The church managed to operate for nearly a century without making ripples in the outside world. That changed in the spring of 2019, when investigative reporter Rhonda Schwartz received a tip from somebody who lives in Flowery Branch, a tiny city in Georgia where the church was buying up 272 acres (110 hectares) of land and planning on developing housing units, a shopping center and one of its signature psychedelic-brutalist temples. The tipster had searched online about the group and found a Reddit thread in which victims convened to share their claims of degradation, gaslighting and sexual assault. “It really did seem fantastical, and I could not find a lot written about this group,” says Schwartz.

Little by little, she discovered that the narratives surrounding LLDM were even more sickening than she’d been led to believe. “It’s a strange kind of royal dynasty because this was a self-appointed apostle who then appointed his son and then his grandson, along with these perverted proclivities, and a great deal of power and influence,” she says.

Around the time of her and her partner’s reporting for Law & Crime Network, a citizen tip to the California attorney general’s sexual abuse hotline set off an investigation. Naasón was arrested, and entered a plea deal that resulted in his sentencing of 16 years and eight months in a California prison for sexually abusing three girls. It came as a blow to the victims who’d been preparing to testify in court and see their perpetrator spend the rest of his life behind bars. After all, Ghislane Maxwell was sentenced to 20 years in federal prison for her acts as Jeffrey Epstein’s accomplice.

About 30 survivors participated with Tiexiera in her interviews, though only half appear in the final cut of the film. “Our priority was that we weren’t going to do anything that endangered their physical safety, their mental health or their court cases if there had been court cases,” the director says. She and her team created a consent calendar consisting of several check-in points with participants who were always welcome to pull away from the project. “I wanted to make sure that there were no surprises. The last thing I wanted to do was cause any more pain or re-traumatization to an already extremely painful situation,” she says. “I would almost say the art came second, to be honest.”

The scandal has not quashed the church. Naasón remains the apostle, and the supposed messenger of God is now leading sermons via telephone from his jail cell.
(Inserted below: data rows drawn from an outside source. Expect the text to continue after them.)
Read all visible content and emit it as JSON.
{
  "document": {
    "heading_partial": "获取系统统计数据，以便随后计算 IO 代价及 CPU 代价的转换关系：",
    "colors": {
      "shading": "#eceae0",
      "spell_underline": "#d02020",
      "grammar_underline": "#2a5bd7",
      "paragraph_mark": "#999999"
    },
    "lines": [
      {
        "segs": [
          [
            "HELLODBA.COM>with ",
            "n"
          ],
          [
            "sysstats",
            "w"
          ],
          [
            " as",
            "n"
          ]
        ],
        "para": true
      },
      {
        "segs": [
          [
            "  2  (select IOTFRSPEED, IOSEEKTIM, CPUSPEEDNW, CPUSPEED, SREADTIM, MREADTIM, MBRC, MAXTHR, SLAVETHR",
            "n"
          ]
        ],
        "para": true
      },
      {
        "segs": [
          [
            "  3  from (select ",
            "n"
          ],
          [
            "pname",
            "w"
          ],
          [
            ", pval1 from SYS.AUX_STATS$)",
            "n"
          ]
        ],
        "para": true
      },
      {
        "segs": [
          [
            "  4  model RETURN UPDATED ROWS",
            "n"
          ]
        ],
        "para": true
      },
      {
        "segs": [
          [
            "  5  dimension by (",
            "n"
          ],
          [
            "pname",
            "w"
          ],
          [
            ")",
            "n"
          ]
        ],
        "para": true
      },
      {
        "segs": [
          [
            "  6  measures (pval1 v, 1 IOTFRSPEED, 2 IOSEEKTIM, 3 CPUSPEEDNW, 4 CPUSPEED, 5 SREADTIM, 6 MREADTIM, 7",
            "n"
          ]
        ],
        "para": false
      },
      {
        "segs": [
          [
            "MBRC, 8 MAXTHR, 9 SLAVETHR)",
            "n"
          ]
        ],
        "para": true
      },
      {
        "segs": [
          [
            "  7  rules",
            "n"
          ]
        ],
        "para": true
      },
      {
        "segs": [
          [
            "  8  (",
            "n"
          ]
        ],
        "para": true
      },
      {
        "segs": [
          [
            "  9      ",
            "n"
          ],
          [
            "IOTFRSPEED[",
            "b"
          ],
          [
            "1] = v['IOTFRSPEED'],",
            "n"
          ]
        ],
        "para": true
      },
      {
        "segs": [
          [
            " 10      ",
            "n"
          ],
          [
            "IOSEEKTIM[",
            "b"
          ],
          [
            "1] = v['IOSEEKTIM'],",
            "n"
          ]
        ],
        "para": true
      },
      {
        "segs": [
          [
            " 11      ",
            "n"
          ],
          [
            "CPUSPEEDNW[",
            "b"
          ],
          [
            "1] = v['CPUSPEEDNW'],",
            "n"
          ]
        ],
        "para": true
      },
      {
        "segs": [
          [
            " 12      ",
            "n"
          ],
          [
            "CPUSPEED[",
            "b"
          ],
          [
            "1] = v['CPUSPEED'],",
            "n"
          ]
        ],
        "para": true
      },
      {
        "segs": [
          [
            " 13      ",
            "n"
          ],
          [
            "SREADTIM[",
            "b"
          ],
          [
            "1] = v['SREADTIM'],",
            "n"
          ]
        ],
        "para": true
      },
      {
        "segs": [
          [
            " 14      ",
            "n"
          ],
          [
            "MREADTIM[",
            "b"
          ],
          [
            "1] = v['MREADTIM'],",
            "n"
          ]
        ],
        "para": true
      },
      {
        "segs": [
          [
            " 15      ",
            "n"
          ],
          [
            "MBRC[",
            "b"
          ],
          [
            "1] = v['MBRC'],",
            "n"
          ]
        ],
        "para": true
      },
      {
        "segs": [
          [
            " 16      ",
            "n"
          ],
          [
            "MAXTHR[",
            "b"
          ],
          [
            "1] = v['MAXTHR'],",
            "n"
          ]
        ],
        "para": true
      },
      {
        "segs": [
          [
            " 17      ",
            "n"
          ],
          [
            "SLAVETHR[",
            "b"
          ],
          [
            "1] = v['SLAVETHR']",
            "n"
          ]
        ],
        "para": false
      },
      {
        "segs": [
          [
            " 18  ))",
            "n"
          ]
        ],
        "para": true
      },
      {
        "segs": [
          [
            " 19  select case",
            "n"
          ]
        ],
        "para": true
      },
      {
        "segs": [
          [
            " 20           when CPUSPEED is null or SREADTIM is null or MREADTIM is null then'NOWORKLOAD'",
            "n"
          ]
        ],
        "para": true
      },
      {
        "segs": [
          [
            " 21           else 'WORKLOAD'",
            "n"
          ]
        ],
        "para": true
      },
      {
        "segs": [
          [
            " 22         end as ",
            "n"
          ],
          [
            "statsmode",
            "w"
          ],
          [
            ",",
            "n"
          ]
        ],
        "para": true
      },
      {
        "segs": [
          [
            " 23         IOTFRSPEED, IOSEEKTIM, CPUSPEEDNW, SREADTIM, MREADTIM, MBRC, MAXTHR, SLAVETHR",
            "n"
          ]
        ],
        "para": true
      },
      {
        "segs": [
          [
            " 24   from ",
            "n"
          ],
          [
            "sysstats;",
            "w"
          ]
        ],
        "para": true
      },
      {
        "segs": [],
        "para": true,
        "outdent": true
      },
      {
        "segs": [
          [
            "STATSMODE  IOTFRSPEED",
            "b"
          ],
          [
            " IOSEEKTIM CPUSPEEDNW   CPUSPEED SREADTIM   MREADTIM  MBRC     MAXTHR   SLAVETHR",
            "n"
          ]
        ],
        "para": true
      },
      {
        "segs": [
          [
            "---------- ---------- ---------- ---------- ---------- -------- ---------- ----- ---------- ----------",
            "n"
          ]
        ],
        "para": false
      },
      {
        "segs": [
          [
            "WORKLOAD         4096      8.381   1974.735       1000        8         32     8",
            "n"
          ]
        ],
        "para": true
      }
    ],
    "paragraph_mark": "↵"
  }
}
But a federal investigation is under way, and there is a very real possibility, no doubt aided by the release of Tiexiera’s film, that he will be preaching from behind bars for a whole lot longer.

  • Unveiled is available in the US on HBO Max and in the UK at a later date